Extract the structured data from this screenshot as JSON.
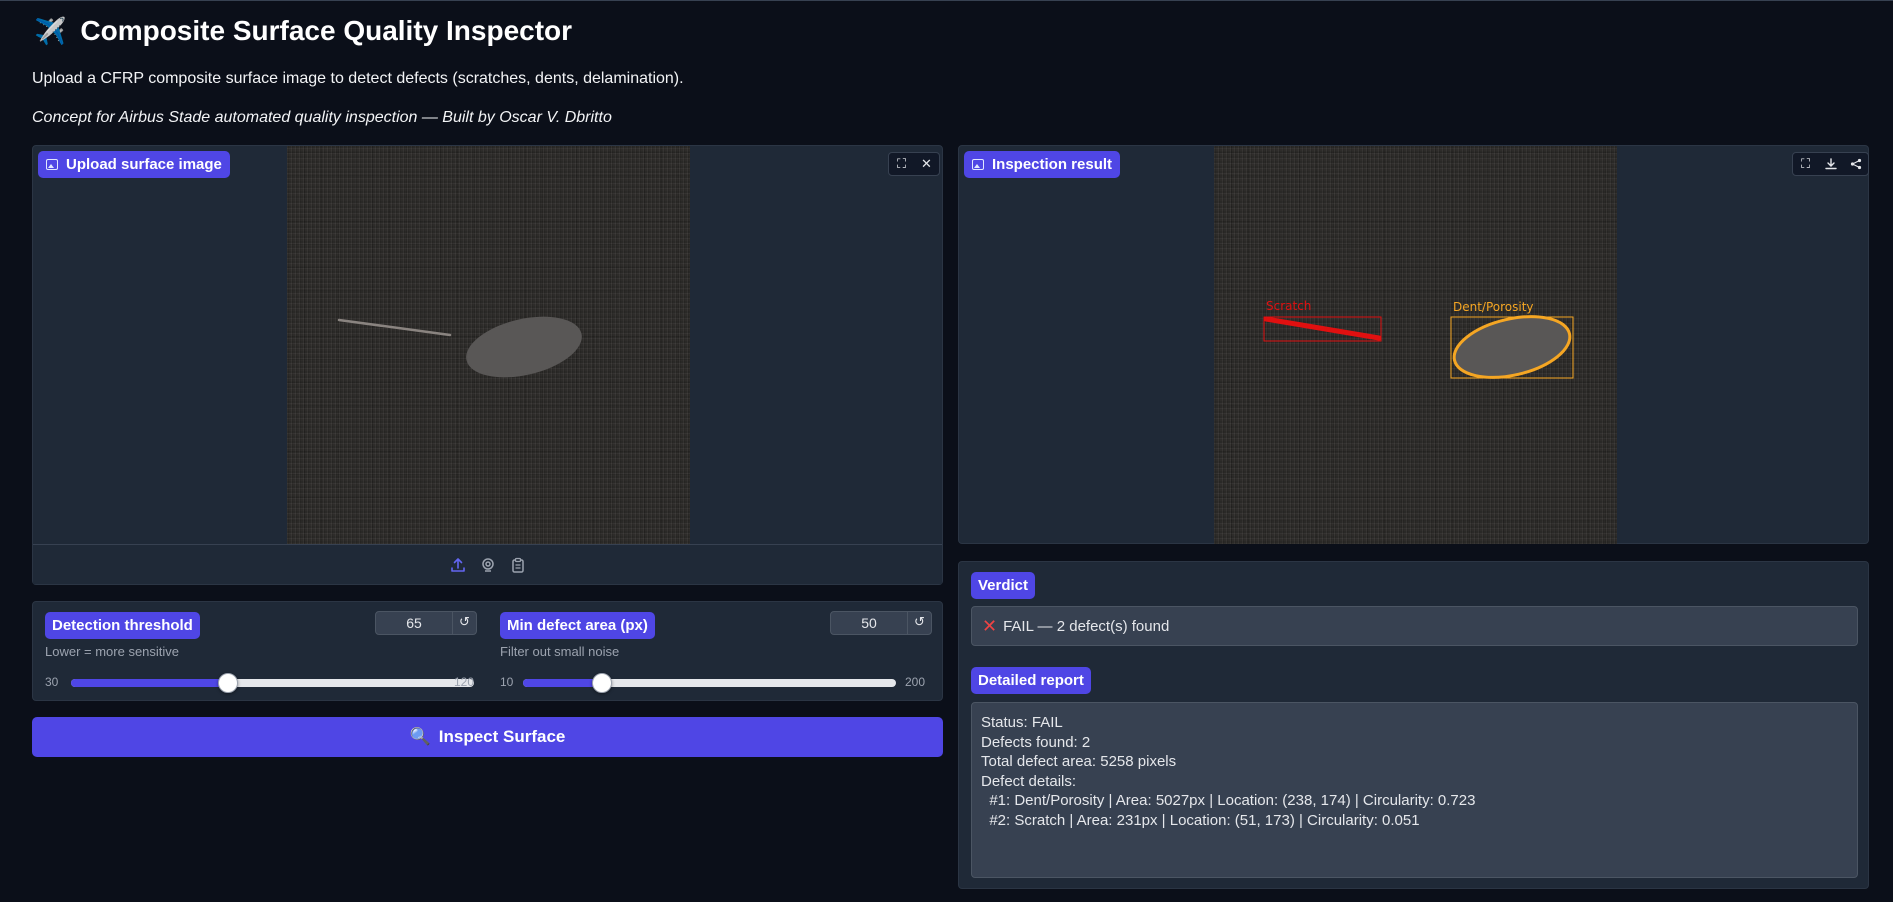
{
  "header": {
    "icon": "airplane-icon",
    "title": "Composite Surface Quality Inspector",
    "subtitle": "Upload a CFRP composite surface image to detect defects (scratches, dents, delamination).",
    "credit": "Concept for Airbus Stade automated quality inspection — Built by Oscar V. Dbritto"
  },
  "upload_panel": {
    "label": "Upload surface image",
    "toolbar": [
      "fullscreen-icon",
      "close-icon"
    ],
    "sources": [
      "upload-icon",
      "webcam-icon",
      "clipboard-icon"
    ]
  },
  "result_panel": {
    "label": "Inspection result",
    "toolbar": [
      "fullscreen-icon",
      "download-icon",
      "share-icon"
    ],
    "annotations": {
      "scratch_label": "Scratch",
      "dent_label": "Dent/Porosity",
      "scratch_color": "#e01010",
      "dent_color": "#f5a623"
    }
  },
  "controls": {
    "threshold": {
      "label": "Detection threshold",
      "value": "65",
      "hint": "Lower = more sensitive",
      "min": "30",
      "max": "120",
      "fraction": 0.3889
    },
    "min_area": {
      "label": "Min defect area (px)",
      "value": "50",
      "hint": "Filter out small noise",
      "min": "10",
      "max": "200",
      "fraction": 0.2105
    },
    "inspect_button": "Inspect Surface",
    "inspect_icon": "magnifier-icon"
  },
  "verdict": {
    "label": "Verdict",
    "text": "FAIL — 2 defect(s) found",
    "icon": "cross-icon"
  },
  "report": {
    "label": "Detailed report",
    "lines": [
      "Status: FAIL",
      "Defects found: 2",
      "Total defect area: 5258 pixels",
      "",
      "Defect details:",
      "  #1: Dent/Porosity | Area: 5027px | Location: (238, 174) | Circularity: 0.723",
      "  #2: Scratch | Area: 231px | Location: (51, 173) | Circularity: 0.051"
    ]
  },
  "colors": {
    "background": "#0b0f19",
    "panel": "#1f2937",
    "accent": "#4f46e5",
    "fail": "#ef4444"
  }
}
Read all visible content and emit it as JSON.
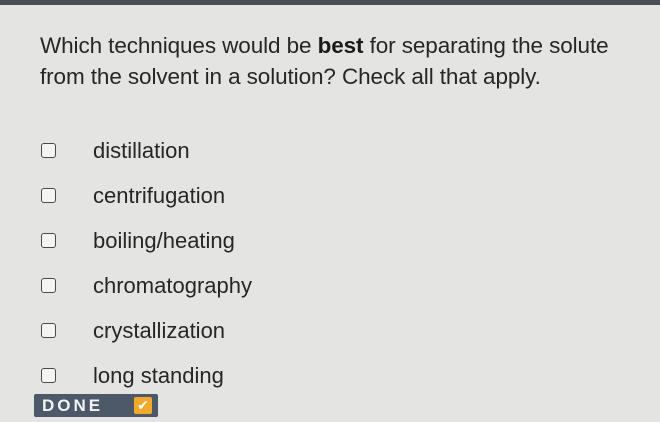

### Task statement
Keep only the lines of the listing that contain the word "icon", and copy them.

### Your response
    "icon": "airplane-icon",
      "fullscreen-icon",
      "close-icon"
      "upload-icon",
      "webcam-icon",
      "clipboard-icon"
      "fullscreen-icon",
      "download-icon",
      "share-icon"
    "inspect_icon": "magnifier-icon"
    "icon": "cross-icon"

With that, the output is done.